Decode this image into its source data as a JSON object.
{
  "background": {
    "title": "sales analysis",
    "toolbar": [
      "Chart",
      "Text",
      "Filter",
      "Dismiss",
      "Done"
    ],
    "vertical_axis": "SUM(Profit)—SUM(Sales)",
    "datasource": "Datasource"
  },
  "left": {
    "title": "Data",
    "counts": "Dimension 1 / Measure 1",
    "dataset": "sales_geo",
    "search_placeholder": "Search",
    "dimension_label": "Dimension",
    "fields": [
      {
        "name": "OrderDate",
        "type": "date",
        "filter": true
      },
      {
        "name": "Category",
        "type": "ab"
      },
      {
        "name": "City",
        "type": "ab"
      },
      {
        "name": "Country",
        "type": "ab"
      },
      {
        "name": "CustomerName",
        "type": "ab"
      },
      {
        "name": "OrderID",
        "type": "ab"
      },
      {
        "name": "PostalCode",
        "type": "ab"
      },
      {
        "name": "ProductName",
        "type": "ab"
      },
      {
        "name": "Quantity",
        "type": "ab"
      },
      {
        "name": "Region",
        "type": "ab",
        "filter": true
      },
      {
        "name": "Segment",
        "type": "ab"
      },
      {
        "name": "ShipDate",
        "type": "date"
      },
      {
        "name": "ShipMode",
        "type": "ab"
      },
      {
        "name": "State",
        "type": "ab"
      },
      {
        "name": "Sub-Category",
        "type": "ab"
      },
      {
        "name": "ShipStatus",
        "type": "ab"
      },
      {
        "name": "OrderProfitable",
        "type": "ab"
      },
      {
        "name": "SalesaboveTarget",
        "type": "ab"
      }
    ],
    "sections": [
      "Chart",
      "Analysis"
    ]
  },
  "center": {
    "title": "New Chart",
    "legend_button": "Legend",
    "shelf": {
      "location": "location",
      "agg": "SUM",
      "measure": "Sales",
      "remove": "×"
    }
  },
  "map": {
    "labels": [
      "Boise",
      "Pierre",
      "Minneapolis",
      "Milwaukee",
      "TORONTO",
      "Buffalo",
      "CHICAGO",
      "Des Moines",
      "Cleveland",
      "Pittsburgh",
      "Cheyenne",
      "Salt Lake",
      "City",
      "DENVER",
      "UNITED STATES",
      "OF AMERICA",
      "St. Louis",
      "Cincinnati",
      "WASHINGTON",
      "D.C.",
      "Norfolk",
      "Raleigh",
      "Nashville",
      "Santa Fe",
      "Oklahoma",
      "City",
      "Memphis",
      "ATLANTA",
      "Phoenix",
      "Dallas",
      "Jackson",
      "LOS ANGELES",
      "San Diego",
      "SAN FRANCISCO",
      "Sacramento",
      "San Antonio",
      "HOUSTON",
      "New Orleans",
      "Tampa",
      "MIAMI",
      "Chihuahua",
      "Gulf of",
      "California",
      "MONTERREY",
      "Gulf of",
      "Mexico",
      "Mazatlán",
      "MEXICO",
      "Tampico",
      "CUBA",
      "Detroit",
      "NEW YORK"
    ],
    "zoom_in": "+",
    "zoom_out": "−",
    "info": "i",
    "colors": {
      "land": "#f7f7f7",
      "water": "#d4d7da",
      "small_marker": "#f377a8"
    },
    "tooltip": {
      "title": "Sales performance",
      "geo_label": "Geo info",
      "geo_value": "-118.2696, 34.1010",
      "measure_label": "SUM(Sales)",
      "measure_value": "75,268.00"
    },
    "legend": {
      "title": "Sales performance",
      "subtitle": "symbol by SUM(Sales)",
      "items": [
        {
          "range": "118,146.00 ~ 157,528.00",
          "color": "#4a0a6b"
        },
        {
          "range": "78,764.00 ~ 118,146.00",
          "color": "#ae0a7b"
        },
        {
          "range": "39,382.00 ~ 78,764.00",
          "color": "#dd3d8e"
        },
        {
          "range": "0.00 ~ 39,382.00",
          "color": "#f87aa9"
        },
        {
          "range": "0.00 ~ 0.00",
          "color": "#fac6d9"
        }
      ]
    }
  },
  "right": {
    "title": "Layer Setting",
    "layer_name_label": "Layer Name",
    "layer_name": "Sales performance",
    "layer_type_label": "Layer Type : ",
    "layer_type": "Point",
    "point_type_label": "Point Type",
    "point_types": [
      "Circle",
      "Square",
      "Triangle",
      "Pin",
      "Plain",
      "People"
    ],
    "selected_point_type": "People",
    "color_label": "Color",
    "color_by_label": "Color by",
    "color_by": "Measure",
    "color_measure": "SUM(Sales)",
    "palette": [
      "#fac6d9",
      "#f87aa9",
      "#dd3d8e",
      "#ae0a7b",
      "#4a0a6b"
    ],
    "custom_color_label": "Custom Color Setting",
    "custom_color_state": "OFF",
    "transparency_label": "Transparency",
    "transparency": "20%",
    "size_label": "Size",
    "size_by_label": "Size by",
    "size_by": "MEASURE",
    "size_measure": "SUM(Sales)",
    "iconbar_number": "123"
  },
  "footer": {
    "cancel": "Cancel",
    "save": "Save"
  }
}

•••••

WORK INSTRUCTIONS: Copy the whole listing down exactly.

TASK ANSWER:
Decode this image into its source data as a JSON object.
{
  "background": {
    "title": "sales analysis",
    "toolbar": [
      "Chart",
      "Text",
      "Filter",
      "Dismiss",
      "Done"
    ],
    "vertical_axis": "SUM(Profit)—SUM(Sales)",
    "datasource": "Datasource"
  },
  "left": {
    "title": "Data",
    "counts": "Dimension 1 / Measure 1",
    "dataset": "sales_geo",
    "search_placeholder": "Search",
    "dimension_label": "Dimension",
    "fields": [
      {
        "name": "OrderDate",
        "type": "date",
        "filter": true
      },
      {
        "name": "Category",
        "type": "ab"
      },
      {
        "name": "City",
        "type": "ab"
      },
      {
        "name": "Country",
        "type": "ab"
      },
      {
        "name": "CustomerName",
        "type": "ab"
      },
      {
        "name": "OrderID",
        "type": "ab"
      },
      {
        "name": "PostalCode",
        "type": "ab"
      },
      {
        "name": "ProductName",
        "type": "ab"
      },
      {
        "name": "Quantity",
        "type": "ab"
      },
      {
        "name": "Region",
        "type": "ab",
        "filter": true
      },
      {
        "name": "Segment",
        "type": "ab"
      },
      {
        "name": "ShipDate",
        "type": "date"
      },
      {
        "name": "ShipMode",
        "type": "ab"
      },
      {
        "name": "State",
        "type": "ab"
      },
      {
        "name": "Sub-Category",
        "type": "ab"
      },
      {
        "name": "ShipStatus",
        "type": "ab"
      },
      {
        "name": "OrderProfitable",
        "type": "ab"
      },
      {
        "name": "SalesaboveTarget",
        "type": "ab"
      }
    ],
    "sections": [
      "Chart",
      "Analysis"
    ]
  },
  "center": {
    "title": "New Chart",
    "legend_button": "Legend",
    "shelf": {
      "location": "location",
      "agg": "SUM",
      "measure": "Sales",
      "remove": "×"
    }
  },
  "map": {
    "labels": [
      "Boise",
      "Pierre",
      "Minneapolis",
      "Milwaukee",
      "TORONTO",
      "Buffalo",
      "CHICAGO",
      "Des Moines",
      "Cleveland",
      "Pittsburgh",
      "Cheyenne",
      "Salt Lake",
      "City",
      "DENVER",
      "UNITED STATES",
      "OF AMERICA",
      "St. Louis",
      "Cincinnati",
      "WASHINGTON",
      "D.C.",
      "Norfolk",
      "Raleigh",
      "Nashville",
      "Santa Fe",
      "Oklahoma",
      "City",
      "Memphis",
      "ATLANTA",
      "Phoenix",
      "Dallas",
      "Jackson",
      "LOS ANGELES",
      "San Diego",
      "SAN FRANCISCO",
      "Sacramento",
      "San Antonio",
      "HOUSTON",
      "New Orleans",
      "Tampa",
      "MIAMI",
      "Chihuahua",
      "Gulf of",
      "California",
      "MONTERREY",
      "Gulf of",
      "Mexico",
      "Mazatlán",
      "MEXICO",
      "Tampico",
      "CUBA",
      "Detroit",
      "NEW YORK"
    ],
    "zoom_in": "+",
    "zoom_out": "−",
    "info": "i",
    "colors": {
      "land": "#f7f7f7",
      "water": "#d4d7da",
      "small_marker": "#f377a8"
    },
    "tooltip": {
      "title": "Sales performance",
      "geo_label": "Geo info",
      "geo_value": "-118.2696, 34.1010",
      "measure_label": "SUM(Sales)",
      "measure_value": "75,268.00"
    },
    "legend": {
      "title": "Sales performance",
      "subtitle": "symbol by SUM(Sales)",
      "items": [
        {
          "range": "118,146.00 ~ 157,528.00",
          "color": "#4a0a6b"
        },
        {
          "range": "78,764.00 ~ 118,146.00",
          "color": "#ae0a7b"
        },
        {
          "range": "39,382.00 ~ 78,764.00",
          "color": "#dd3d8e"
        },
        {
          "range": "0.00 ~ 39,382.00",
          "color": "#f87aa9"
        },
        {
          "range": "0.00 ~ 0.00",
          "color": "#fac6d9"
        }
      ]
    }
  },
  "right": {
    "title": "Layer Setting",
    "layer_name_label": "Layer Name",
    "layer_name": "Sales performance",
    "layer_type_label": "Layer Type : ",
    "layer_type": "Point",
    "point_type_label": "Point Type",
    "point_types": [
      "Circle",
      "Square",
      "Triangle",
      "Pin",
      "Plain",
      "People"
    ],
    "selected_point_type": "People",
    "color_label": "Color",
    "color_by_label": "Color by",
    "color_by": "Measure",
    "color_measure": "SUM(Sales)",
    "palette": [
      "#fac6d9",
      "#f87aa9",
      "#dd3d8e",
      "#ae0a7b",
      "#4a0a6b"
    ],
    "custom_color_label": "Custom Color Setting",
    "custom_color_state": "OFF",
    "transparency_label": "Transparency",
    "transparency": "20%",
    "size_label": "Size",
    "size_by_label": "Size by",
    "size_by": "MEASURE",
    "size_measure": "SUM(Sales)",
    "iconbar_number": "123"
  },
  "footer": {
    "cancel": "Cancel",
    "save": "Save"
  }
}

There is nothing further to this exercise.